Growing up in a house full of girls, I unofficially took on the role as my father's only son. So when the time came to fix a leaky sink or change the oil in the family car, it was me that stood by my father's side. Thanks to him and everything he taught me, I am now able to take care of myself and my children in a way that not everyone can. I have tried over the years to engage my own daughter in the same way my father engaged me, but she's currently more interested in playing with dolls than fixing potholes. After my father passed away last year, I vowed to find a way to pass on everything he taught me, this blog is my way of keeping that promise. I truly hope that you learn as much as I have over the years.
Having to call the plumber to clear a drain—or worse yet, your main sewer line—is inconvenient and costly. While clogs can sometimes result from circumstances beyond your control, there are a few things you can do to reduce your chances of a clog.
Be careful with your garbage disposal.
Garbage disposals can come in handy, but you do need to be careful with them. If you send a lot of greasy foods or fibrous foods down the disposal, you're likely to end up with a clog either in your sink drain or further down in a main pipe. So try to avoid putting anything sticky or greasy, including sauces and bacon fat, down your disposal. Also put fibrous foods like lemon peels, celery scraps, and the like in your compost or garbage.

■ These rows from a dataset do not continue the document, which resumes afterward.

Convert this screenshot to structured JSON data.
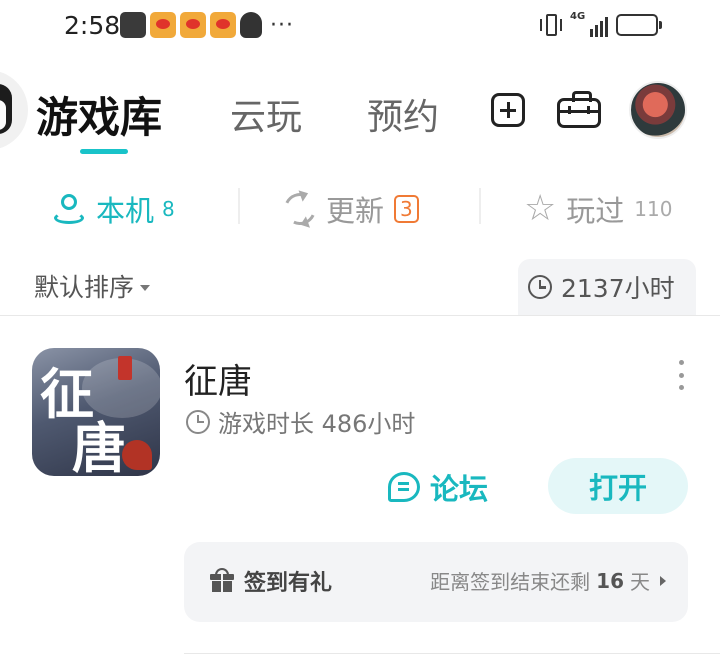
{
  "status_bar": {
    "time": "2:58",
    "notification_icons": [
      "game-controller-icon",
      "weibo-icon",
      "weibo-icon",
      "weibo-icon",
      "qq-icon"
    ],
    "more_notifications": "···",
    "network_label": "4G",
    "battery_level": 0.7
  },
  "header": {
    "tabs": [
      {
        "label": "游戏库",
        "active": true
      },
      {
        "label": "云玩",
        "active": false
      },
      {
        "label": "预约",
        "active": false
      }
    ],
    "actions": [
      "add-icon",
      "toolbox-icon"
    ]
  },
  "subtabs": {
    "local": {
      "label": "本机",
      "count": "8",
      "icon": "local-device-icon"
    },
    "update": {
      "label": "更新",
      "count": "3",
      "icon": "refresh-icon"
    },
    "played": {
      "label": "玩过",
      "count": "110",
      "icon": "star-icon"
    }
  },
  "sort": {
    "label": "默认排序",
    "total_time": "2137小时"
  },
  "games": [
    {
      "name": "征唐",
      "play_time": "游戏时长 486小时",
      "icon_glyphs": [
        "征",
        "唐"
      ],
      "forum_label": "论坛",
      "open_label": "打开",
      "checkin": {
        "label": "签到有礼",
        "remain_prefix": "距离签到结束还剩",
        "remain_days": "16",
        "remain_unit": "天"
      }
    }
  ],
  "colors": {
    "accent": "#19b8bf",
    "update_badge": "#f07a35"
  }
}
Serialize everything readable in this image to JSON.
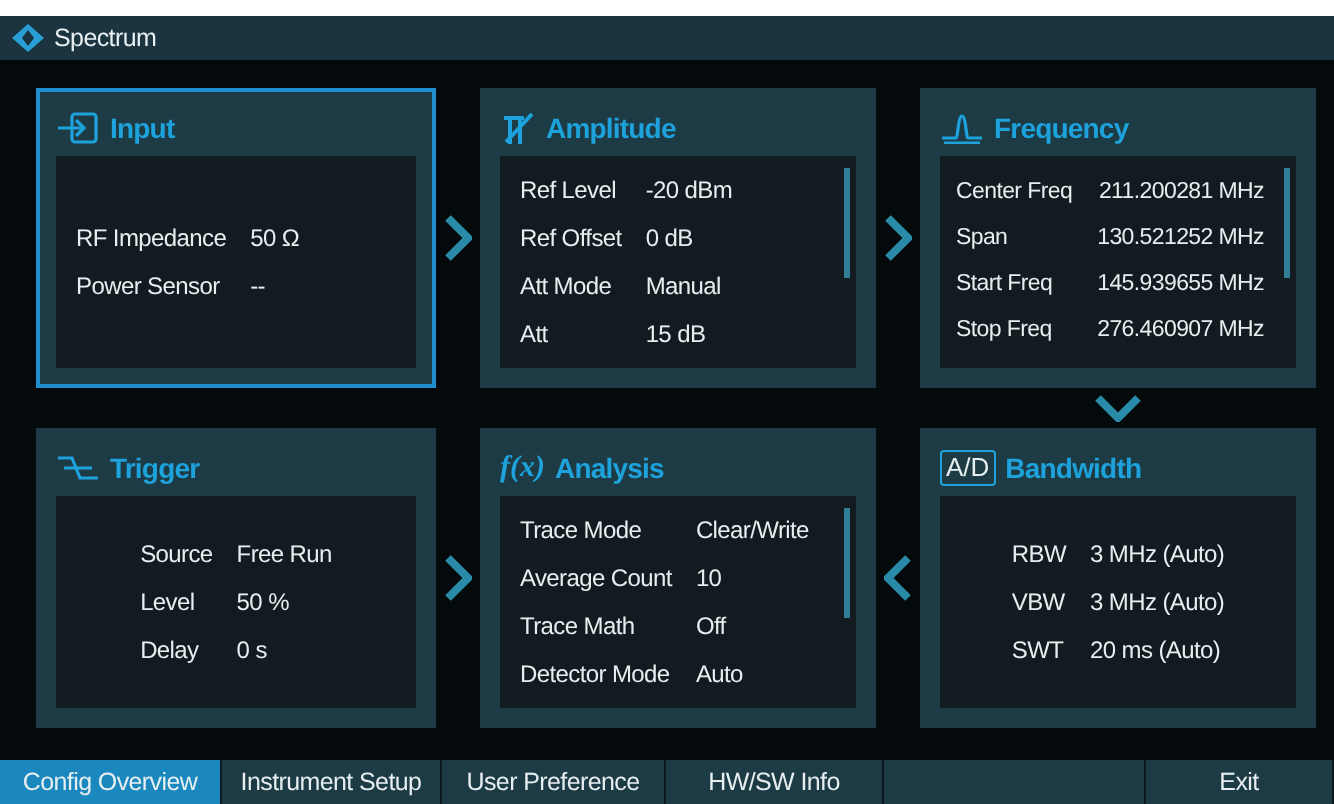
{
  "window": {
    "title": "Spectrum"
  },
  "cards": [
    {
      "kind": "input",
      "title": "Input",
      "selected": true,
      "scrollbar": false,
      "rows": [
        {
          "label": "RF Impedance",
          "value": "50 Ω"
        },
        {
          "label": "Power Sensor",
          "value": "--"
        }
      ]
    },
    {
      "kind": "amplitude",
      "title": "Amplitude",
      "selected": false,
      "scrollbar": true,
      "rows": [
        {
          "label": "Ref Level",
          "value": "-20 dBm"
        },
        {
          "label": "Ref Offset",
          "value": "0 dB"
        },
        {
          "label": "Att Mode",
          "value": "Manual"
        },
        {
          "label": "Att",
          "value": "15 dB"
        }
      ]
    },
    {
      "kind": "frequency",
      "title": "Frequency",
      "selected": false,
      "scrollbar": true,
      "rows": [
        {
          "label": "Center Freq",
          "value": "211.200281 MHz"
        },
        {
          "label": "Span",
          "value": "130.521252 MHz"
        },
        {
          "label": "Start Freq",
          "value": "145.939655 MHz"
        },
        {
          "label": "Stop Freq",
          "value": "276.460907 MHz"
        }
      ]
    },
    {
      "kind": "trigger",
      "title": "Trigger",
      "selected": false,
      "scrollbar": false,
      "rows": [
        {
          "label": "Source",
          "value": "Free Run"
        },
        {
          "label": "Level",
          "value": "50 %"
        },
        {
          "label": "Delay",
          "value": "0 s"
        }
      ]
    },
    {
      "kind": "analysis",
      "title": "Analysis",
      "icon_text": "f(x)",
      "selected": false,
      "scrollbar": true,
      "rows": [
        {
          "label": "Trace Mode",
          "value": "Clear/Write"
        },
        {
          "label": "Average Count",
          "value": "10"
        },
        {
          "label": "Trace Math",
          "value": "Off"
        },
        {
          "label": "Detector Mode",
          "value": "Auto"
        }
      ]
    },
    {
      "kind": "bandwidth",
      "title": "Bandwidth",
      "icon_text": "A/D",
      "selected": false,
      "scrollbar": false,
      "rows": [
        {
          "label": "RBW",
          "value": "3 MHz (Auto)"
        },
        {
          "label": "VBW",
          "value": "3 MHz (Auto)"
        },
        {
          "label": "SWT",
          "value": "20 ms (Auto)"
        }
      ]
    }
  ],
  "tabs": [
    {
      "label": "Config Overview",
      "selected": true
    },
    {
      "label": "Instrument Setup",
      "selected": false
    },
    {
      "label": "User Preference",
      "selected": false
    },
    {
      "label": "HW/SW Info",
      "selected": false
    },
    {
      "label": "Exit",
      "selected": false
    }
  ]
}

Put screens over your drains.
Laundry lint, hair, and food scraps all contribute to clogs. A simple way to keep these out of your pipes is to put a mesh screen over each drain. You can purchase this type of screen at most dollar stores and home-goods stores for only a dollar or two. Every few days, empty the debris that has accumulated in the mesh trap. You'll be surprised how much stuff you dump out that would have otherwise ended up in your pipes.
Don't plant trees near your main sewer line.
If you don't know where your home's main sewer line is, take the time to find out. Its location might be noted on your home's blueprints (if you have them). If all else fails, call the local sewer department. They can come mark your sewer line with some flags. Make sure you do not plant trees anywhere near this line. Their roots often grow into the line, causing serious clogs.
Dump some baking soda and vinegar down your sinks once a month.
Soap scum can start accumulating in a drain with regular use. The scum itself won't typically lead to a clog, but it will grab onto other materials, like hairs and lint, leading to a clog. Keep the soap scum away by dumping about ½ cup baking soda and a cup of vinegar down the drain once a month. The mixture will foam up and loosen any soap scum before it has a chance to grab on to too much.
If you do start to notice that a drain is slow, take a plunger to it. Often, this will loosen a clog so you don't have to resort to chemical drain cleaners or your plumber's assistance.
If you do need professional help, call a company such as Total Enviro Services Inc so you can get the problem taken care of quickly.